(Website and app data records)
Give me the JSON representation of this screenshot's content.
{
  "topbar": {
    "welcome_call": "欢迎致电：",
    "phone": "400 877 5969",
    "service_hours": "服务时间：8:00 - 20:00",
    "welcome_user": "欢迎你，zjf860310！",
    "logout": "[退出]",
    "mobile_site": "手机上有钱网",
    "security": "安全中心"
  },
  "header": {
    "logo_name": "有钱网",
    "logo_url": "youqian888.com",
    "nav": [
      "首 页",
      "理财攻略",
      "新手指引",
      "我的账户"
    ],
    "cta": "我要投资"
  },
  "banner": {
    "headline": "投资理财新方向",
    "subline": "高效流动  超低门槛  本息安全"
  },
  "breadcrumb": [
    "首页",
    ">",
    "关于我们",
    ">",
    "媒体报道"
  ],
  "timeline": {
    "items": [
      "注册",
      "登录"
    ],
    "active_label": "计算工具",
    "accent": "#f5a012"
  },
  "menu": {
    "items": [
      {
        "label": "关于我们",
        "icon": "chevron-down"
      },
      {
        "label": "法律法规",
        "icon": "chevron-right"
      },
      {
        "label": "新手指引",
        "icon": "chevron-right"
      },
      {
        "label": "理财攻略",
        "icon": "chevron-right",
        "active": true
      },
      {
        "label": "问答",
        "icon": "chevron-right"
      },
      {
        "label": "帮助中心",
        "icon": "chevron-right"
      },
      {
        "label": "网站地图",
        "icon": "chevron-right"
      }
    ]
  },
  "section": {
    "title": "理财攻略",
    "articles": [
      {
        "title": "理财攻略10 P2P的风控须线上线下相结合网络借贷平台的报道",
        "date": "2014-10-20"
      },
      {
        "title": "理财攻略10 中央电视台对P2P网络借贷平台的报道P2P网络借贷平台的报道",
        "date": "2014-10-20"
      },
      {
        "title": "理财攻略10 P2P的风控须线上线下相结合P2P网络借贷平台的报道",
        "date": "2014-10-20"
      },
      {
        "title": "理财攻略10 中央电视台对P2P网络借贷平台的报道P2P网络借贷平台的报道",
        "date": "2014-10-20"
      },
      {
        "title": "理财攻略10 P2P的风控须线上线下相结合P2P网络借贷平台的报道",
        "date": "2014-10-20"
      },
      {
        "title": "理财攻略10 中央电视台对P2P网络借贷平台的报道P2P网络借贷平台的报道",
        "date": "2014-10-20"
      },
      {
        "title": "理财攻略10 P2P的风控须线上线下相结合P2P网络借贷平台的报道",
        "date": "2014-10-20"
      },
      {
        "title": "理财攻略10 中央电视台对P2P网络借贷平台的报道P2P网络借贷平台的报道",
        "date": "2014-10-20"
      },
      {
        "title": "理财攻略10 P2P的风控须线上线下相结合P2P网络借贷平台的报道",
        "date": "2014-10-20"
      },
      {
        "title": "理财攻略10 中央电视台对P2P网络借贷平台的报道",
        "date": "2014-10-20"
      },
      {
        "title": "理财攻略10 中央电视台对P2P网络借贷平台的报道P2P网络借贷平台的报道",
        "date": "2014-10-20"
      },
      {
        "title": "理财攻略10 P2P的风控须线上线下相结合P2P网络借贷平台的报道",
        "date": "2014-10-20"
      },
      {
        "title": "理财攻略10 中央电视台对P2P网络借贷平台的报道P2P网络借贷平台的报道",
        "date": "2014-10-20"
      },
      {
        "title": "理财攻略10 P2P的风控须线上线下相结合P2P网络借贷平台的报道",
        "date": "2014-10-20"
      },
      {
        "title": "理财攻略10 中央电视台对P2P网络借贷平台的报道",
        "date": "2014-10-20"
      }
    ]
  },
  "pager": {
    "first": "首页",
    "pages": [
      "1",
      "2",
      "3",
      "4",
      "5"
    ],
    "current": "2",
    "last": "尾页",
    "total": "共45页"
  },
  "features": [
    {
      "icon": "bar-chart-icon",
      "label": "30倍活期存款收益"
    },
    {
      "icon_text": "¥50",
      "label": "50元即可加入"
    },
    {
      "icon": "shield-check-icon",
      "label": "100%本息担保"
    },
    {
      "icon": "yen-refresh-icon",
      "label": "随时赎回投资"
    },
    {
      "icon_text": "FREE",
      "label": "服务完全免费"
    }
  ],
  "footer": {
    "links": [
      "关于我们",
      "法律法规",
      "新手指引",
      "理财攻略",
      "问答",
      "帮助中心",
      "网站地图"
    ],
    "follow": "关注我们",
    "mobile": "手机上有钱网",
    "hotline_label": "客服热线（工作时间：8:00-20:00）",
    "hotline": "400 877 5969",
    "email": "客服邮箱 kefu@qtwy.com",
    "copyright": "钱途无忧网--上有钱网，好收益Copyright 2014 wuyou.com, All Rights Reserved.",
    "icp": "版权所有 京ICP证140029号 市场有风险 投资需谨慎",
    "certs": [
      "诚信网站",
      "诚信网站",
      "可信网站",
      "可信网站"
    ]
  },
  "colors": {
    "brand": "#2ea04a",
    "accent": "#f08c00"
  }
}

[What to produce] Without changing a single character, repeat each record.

[Finished exercise]
Give me the JSON representation of this screenshot's content.
{
  "topbar": {
    "welcome_call": "欢迎致电：",
    "phone": "400 877 5969",
    "service_hours": "服务时间：8:00 - 20:00",
    "welcome_user": "欢迎你，zjf860310！",
    "logout": "[退出]",
    "mobile_site": "手机上有钱网",
    "security": "安全中心"
  },
  "header": {
    "logo_name": "有钱网",
    "logo_url": "youqian888.com",
    "nav": [
      "首 页",
      "理财攻略",
      "新手指引",
      "我的账户"
    ],
    "cta": "我要投资"
  },
  "banner": {
    "headline": "投资理财新方向",
    "subline": "高效流动  超低门槛  本息安全"
  },
  "breadcrumb": [
    "首页",
    ">",
    "关于我们",
    ">",
    "媒体报道"
  ],
  "timeline": {
    "items": [
      "注册",
      "登录"
    ],
    "active_label": "计算工具",
    "accent": "#f5a012"
  },
  "menu": {
    "items": [
      {
        "label": "关于我们",
        "icon": "chevron-down"
      },
      {
        "label": "法律法规",
        "icon": "chevron-right"
      },
      {
        "label": "新手指引",
        "icon": "chevron-right"
      },
      {
        "label": "理财攻略",
        "icon": "chevron-right",
        "active": true
      },
      {
        "label": "问答",
        "icon": "chevron-right"
      },
      {
        "label": "帮助中心",
        "icon": "chevron-right"
      },
      {
        "label": "网站地图",
        "icon": "chevron-right"
      }
    ]
  },
  "section": {
    "title": "理财攻略",
    "articles": [
      {
        "title": "理财攻略10 P2P的风控须线上线下相结合网络借贷平台的报道",
        "date": "2014-10-20"
      },
      {
        "title": "理财攻略10 中央电视台对P2P网络借贷平台的报道P2P网络借贷平台的报道",
        "date": "2014-10-20"
      },
      {
        "title": "理财攻略10 P2P的风控须线上线下相结合P2P网络借贷平台的报道",
        "date": "2014-10-20"
      },
      {
        "title": "理财攻略10 中央电视台对P2P网络借贷平台的报道P2P网络借贷平台的报道",
        "date": "2014-10-20"
      },
      {
        "title": "理财攻略10 P2P的风控须线上线下相结合P2P网络借贷平台的报道",
        "date": "2014-10-20"
      },
      {
        "title": "理财攻略10 中央电视台对P2P网络借贷平台的报道P2P网络借贷平台的报道",
        "date": "2014-10-20"
      },
      {
        "title": "理财攻略10 P2P的风控须线上线下相结合P2P网络借贷平台的报道",
        "date": "2014-10-20"
      },
      {
        "title": "理财攻略10 中央电视台对P2P网络借贷平台的报道P2P网络借贷平台的报道",
        "date": "2014-10-20"
      },
      {
        "title": "理财攻略10 P2P的风控须线上线下相结合P2P网络借贷平台的报道",
        "date": "2014-10-20"
      },
      {
        "title": "理财攻略10 中央电视台对P2P网络借贷平台的报道",
        "date": "2014-10-20"
      },
      {
        "title": "理财攻略10 中央电视台对P2P网络借贷平台的报道P2P网络借贷平台的报道",
        "date": "2014-10-20"
      },
      {
        "title": "理财攻略10 P2P的风控须线上线下相结合P2P网络借贷平台的报道",
        "date": "2014-10-20"
      },
      {
        "title": "理财攻略10 中央电视台对P2P网络借贷平台的报道P2P网络借贷平台的报道",
        "date": "2014-10-20"
      },
      {
        "title": "理财攻略10 P2P的风控须线上线下相结合P2P网络借贷平台的报道",
        "date": "2014-10-20"
      },
      {
        "title": "理财攻略10 中央电视台对P2P网络借贷平台的报道",
        "date": "2014-10-20"
      }
    ]
  },
  "pager": {
    "first": "首页",
    "pages": [
      "1",
      "2",
      "3",
      "4",
      "5"
    ],
    "current": "2",
    "last": "尾页",
    "total": "共45页"
  },
  "features": [
    {
      "icon": "bar-chart-icon",
      "label": "30倍活期存款收益"
    },
    {
      "icon_text": "¥50",
      "label": "50元即可加入"
    },
    {
      "icon": "shield-check-icon",
      "label": "100%本息担保"
    },
    {
      "icon": "yen-refresh-icon",
      "label": "随时赎回投资"
    },
    {
      "icon_text": "FREE",
      "label": "服务完全免费"
    }
  ],
  "footer": {
    "links": [
      "关于我们",
      "法律法规",
      "新手指引",
      "理财攻略",
      "问答",
      "帮助中心",
      "网站地图"
    ],
    "follow": "关注我们",
    "mobile": "手机上有钱网",
    "hotline_label": "客服热线（工作时间：8:00-20:00）",
    "hotline": "400 877 5969",
    "email": "客服邮箱 kefu@qtwy.com",
    "copyright": "钱途无忧网--上有钱网，好收益Copyright 2014 wuyou.com, All Rights Reserved.",
    "icp": "版权所有 京ICP证140029号 市场有风险 投资需谨慎",
    "certs": [
      "诚信网站",
      "诚信网站",
      "可信网站",
      "可信网站"
    ]
  },
  "colors": {
    "brand": "#2ea04a",
    "accent": "#f08c00"
  }
}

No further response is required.